    I remember when I was in school out there, the school gave each student a free ticket to the fair…those were the days….

  4. Shame on you, Kathy….no animals!? I’m with Joshua on this one. I do not enjoy rides and we do not do the rides at the fair. If the kids want to do the whole ride thing, they have to wait until they are older and go with the church youth group to our local Six Flags park! :-p

    Maybe next year you can see the animals.

  5. I’m here to defend the honor of my friend…….there just wasn’t TIME to see the animals this year. Last year, we enjoyed the FULL extent of the fair – from opening to closing, rides to animals, craft exhibits to the petting zoo – we did it all.

    This year we were on a mission – get there, get the dizzy pass bracelets and get our money’s worth in the short 5 hours that we had to spend there! The kids weren’t sad that they got to go on any ride that they wanted to. Well, except the Indiana Jones one that Eli REALLY wanted to go on but because of his flip-flopped feet, was not allowed entrance. (What kind of a mother sends her children to the fair with flip flops on anyway?) Or the ones that Sarah wasn’t allowed to go on because of height restrictions, come to think of it. We had time constraints, as well. AWANA’s first meeting back was that evening and we needed to leave by 5pm. So, in order to accomplish our mission – get every penny out of those bracelets – something had to give. Seen one chicken – you’ve seen ‘em all, right?-!

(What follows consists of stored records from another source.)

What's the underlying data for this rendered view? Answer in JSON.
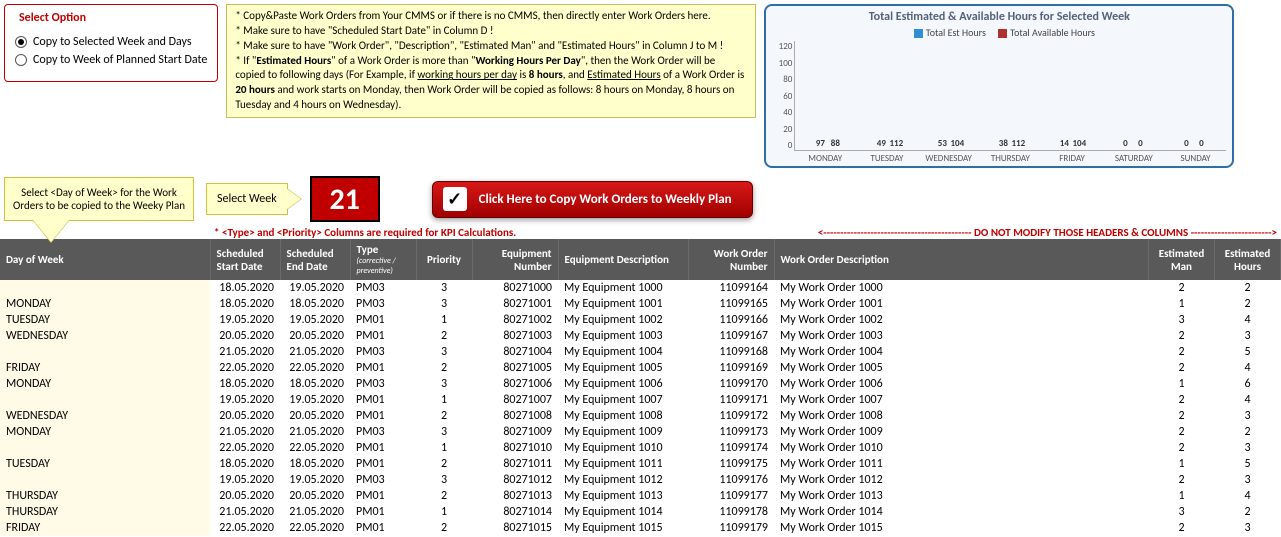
{
  "option_box": {
    "legend": "Select Option",
    "opt1": "Copy to Selected Week and Days",
    "opt2": "Copy to Week of Planned Start Date"
  },
  "instructions": {
    "l1": "* Copy&Paste Work Orders from Your CMMS or if there is no CMMS, then directly enter Work Orders here.",
    "l2": "* Make sure to have \"Scheduled Start Date\" in Column D !",
    "l3": "* Make sure to have \"Work Order\", \"Description\", \"Estimated Man\" and \"Estimated Hours\" in Column J to M !",
    "l4a": "* If \"",
    "l4b": "Estimated Hours",
    "l4c": "\" of a Work Order is more than \"",
    "l4d": "Working Hours Per Day",
    "l4e": "\", then the Work Order will be copied to following days (For Example, if ",
    "l4f": "working hours per day",
    "l4g": " is ",
    "l4h": "8 hours",
    "l4i": ", and ",
    "l4j": "Estimated Hours",
    "l4k": " of a Work Order is ",
    "l4l": "20 hours",
    "l4m": " and work starts on Monday, then Work Order will be copied as follows: 8 hours on Monday, 8 hours on Tuesday and 4 hours on Wednesday)."
  },
  "chart": {
    "title": "Total Estimated & Available Hours for Selected Week",
    "legend_a": "Total Est Hours",
    "legend_b": "Total Available Hours"
  },
  "chart_data": {
    "type": "bar",
    "categories": [
      "MONDAY",
      "TUESDAY",
      "WEDNESDAY",
      "THURSDAY",
      "FRIDAY",
      "SATURDAY",
      "SUNDAY"
    ],
    "series": [
      {
        "name": "Total Est Hours",
        "values": [
          97,
          49,
          53,
          38,
          14,
          0,
          0
        ],
        "color": "#2f8fd6"
      },
      {
        "name": "Total Available Hours",
        "values": [
          88,
          112,
          104,
          112,
          104,
          0,
          0
        ],
        "color": "#b03030"
      }
    ],
    "ylim": [
      0,
      120
    ],
    "yticks": [
      0,
      20,
      40,
      60,
      80,
      100,
      120
    ]
  },
  "day_arrow": "Select <Day of Week> for the Work Orders to be copied to the Weeky Plan",
  "select_week_label": "Select Week",
  "week_number": "21",
  "big_button": "Click Here to Copy Work Orders to Weekly Plan",
  "warn_left": "* <Type> and <Priority> Columns are required for KPI Calculations.",
  "warn_right_dash_l": "<--------------------------------------------",
  "warn_right_text": " DO NOT MODIFY THOSE HEADERS & COLUMNS ",
  "warn_right_dash_r": "------------------------>",
  "headers": {
    "day": "Day of Week",
    "ssd": "Scheduled Start Date",
    "sed": "Scheduled End Date",
    "type": "Type",
    "type_sub": "(corrective / preventive)",
    "prio": "Priority",
    "eqn": "Equipment Number",
    "eqd": "Equipment Description",
    "won": "Work Order Number",
    "wod": "Work Order Description",
    "man": "Estimated Man",
    "hrs": "Estimated Hours"
  },
  "rows": [
    {
      "day": "",
      "ssd": "18.05.2020",
      "sed": "19.05.2020",
      "type": "PM03",
      "prio": "3",
      "eqn": "80271000",
      "eqd": "My Equipment 1000",
      "won": "11099164",
      "wod": "My Work Order 1000",
      "man": "2",
      "hrs": "2"
    },
    {
      "day": "MONDAY",
      "ssd": "18.05.2020",
      "sed": "18.05.2020",
      "type": "PM03",
      "prio": "3",
      "eqn": "80271001",
      "eqd": "My Equipment 1001",
      "won": "11099165",
      "wod": "My Work Order 1001",
      "man": "1",
      "hrs": "2"
    },
    {
      "day": "TUESDAY",
      "ssd": "19.05.2020",
      "sed": "19.05.2020",
      "type": "PM01",
      "prio": "1",
      "eqn": "80271002",
      "eqd": "My Equipment 1002",
      "won": "11099166",
      "wod": "My Work Order 1002",
      "man": "3",
      "hrs": "4"
    },
    {
      "day": "WEDNESDAY",
      "ssd": "20.05.2020",
      "sed": "20.05.2020",
      "type": "PM01",
      "prio": "2",
      "eqn": "80271003",
      "eqd": "My Equipment 1003",
      "won": "11099167",
      "wod": "My Work Order 1003",
      "man": "2",
      "hrs": "3"
    },
    {
      "day": "",
      "ssd": "21.05.2020",
      "sed": "21.05.2020",
      "type": "PM03",
      "prio": "3",
      "eqn": "80271004",
      "eqd": "My Equipment 1004",
      "won": "11099168",
      "wod": "My Work Order 1004",
      "man": "2",
      "hrs": "5"
    },
    {
      "day": "FRIDAY",
      "ssd": "22.05.2020",
      "sed": "22.05.2020",
      "type": "PM01",
      "prio": "2",
      "eqn": "80271005",
      "eqd": "My Equipment 1005",
      "won": "11099169",
      "wod": "My Work Order 1005",
      "man": "2",
      "hrs": "4"
    },
    {
      "day": "MONDAY",
      "ssd": "18.05.2020",
      "sed": "18.05.2020",
      "type": "PM03",
      "prio": "3",
      "eqn": "80271006",
      "eqd": "My Equipment 1006",
      "won": "11099170",
      "wod": "My Work Order 1006",
      "man": "1",
      "hrs": "6"
    },
    {
      "day": "",
      "ssd": "19.05.2020",
      "sed": "19.05.2020",
      "type": "PM01",
      "prio": "1",
      "eqn": "80271007",
      "eqd": "My Equipment 1007",
      "won": "11099171",
      "wod": "My Work Order 1007",
      "man": "2",
      "hrs": "4"
    },
    {
      "day": "WEDNESDAY",
      "ssd": "20.05.2020",
      "sed": "20.05.2020",
      "type": "PM01",
      "prio": "2",
      "eqn": "80271008",
      "eqd": "My Equipment 1008",
      "won": "11099172",
      "wod": "My Work Order 1008",
      "man": "2",
      "hrs": "3"
    },
    {
      "day": "MONDAY",
      "ssd": "21.05.2020",
      "sed": "21.05.2020",
      "type": "PM03",
      "prio": "3",
      "eqn": "80271009",
      "eqd": "My Equipment 1009",
      "won": "11099173",
      "wod": "My Work Order 1009",
      "man": "2",
      "hrs": "2"
    },
    {
      "day": "",
      "ssd": "22.05.2020",
      "sed": "22.05.2020",
      "type": "PM01",
      "prio": "1",
      "eqn": "80271010",
      "eqd": "My Equipment 1010",
      "won": "11099174",
      "wod": "My Work Order 1010",
      "man": "2",
      "hrs": "3"
    },
    {
      "day": "TUESDAY",
      "ssd": "18.05.2020",
      "sed": "18.05.2020",
      "type": "PM01",
      "prio": "2",
      "eqn": "80271011",
      "eqd": "My Equipment 1011",
      "won": "11099175",
      "wod": "My Work Order 1011",
      "man": "1",
      "hrs": "5"
    },
    {
      "day": "",
      "ssd": "19.05.2020",
      "sed": "19.05.2020",
      "type": "PM03",
      "prio": "3",
      "eqn": "80271012",
      "eqd": "My Equipment 1012",
      "won": "11099176",
      "wod": "My Work Order 1012",
      "man": "2",
      "hrs": "3"
    },
    {
      "day": "THURSDAY",
      "ssd": "20.05.2020",
      "sed": "20.05.2020",
      "type": "PM01",
      "prio": "2",
      "eqn": "80271013",
      "eqd": "My Equipment 1013",
      "won": "11099177",
      "wod": "My Work Order 1013",
      "man": "1",
      "hrs": "4"
    },
    {
      "day": "THURSDAY",
      "ssd": "21.05.2020",
      "sed": "21.05.2020",
      "type": "PM01",
      "prio": "1",
      "eqn": "80271014",
      "eqd": "My Equipment 1014",
      "won": "11099178",
      "wod": "My Work Order 1014",
      "man": "3",
      "hrs": "2"
    },
    {
      "day": "FRIDAY",
      "ssd": "22.05.2020",
      "sed": "22.05.2020",
      "type": "PM01",
      "prio": "2",
      "eqn": "80271015",
      "eqd": "My Equipment 1015",
      "won": "11099179",
      "wod": "My Work Order 1015",
      "man": "2",
      "hrs": "3"
    }
  ]
}
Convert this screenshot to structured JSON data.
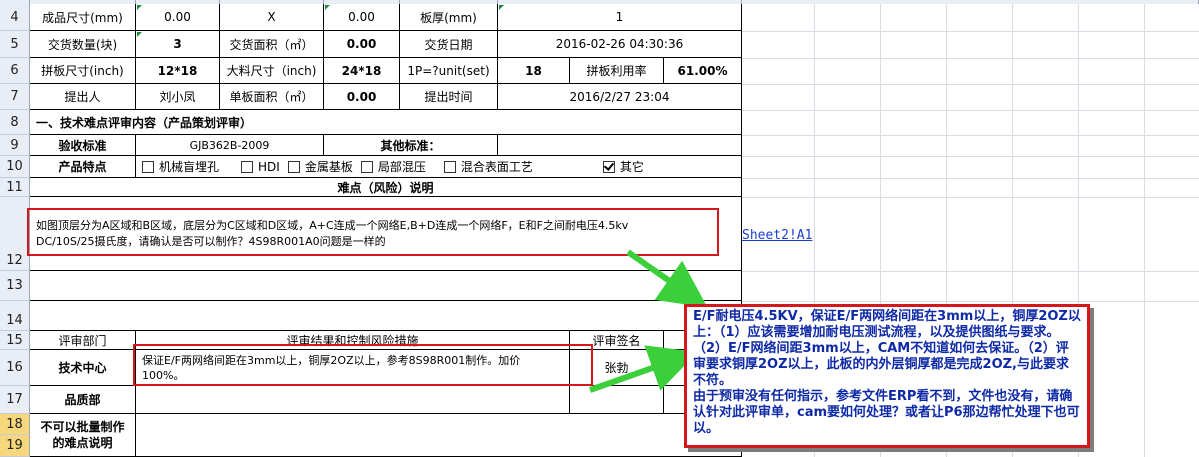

    We were just thankful that you were able to come with us at all – what with having just come back from vacation and all. So, THANK YOU – sweet Edgrens – for joining us for a another memorable year at the fair!

    Note to self (& Kathy)…….next year, dads attendance will be required! :)

  6. LOL about the oldest going off to do his school work. Our oldest was that way as well. We would want to rush to town to do something “fun” and she would insist on staying to do school because she was “going to graduate no matter what.”

Comments are closed.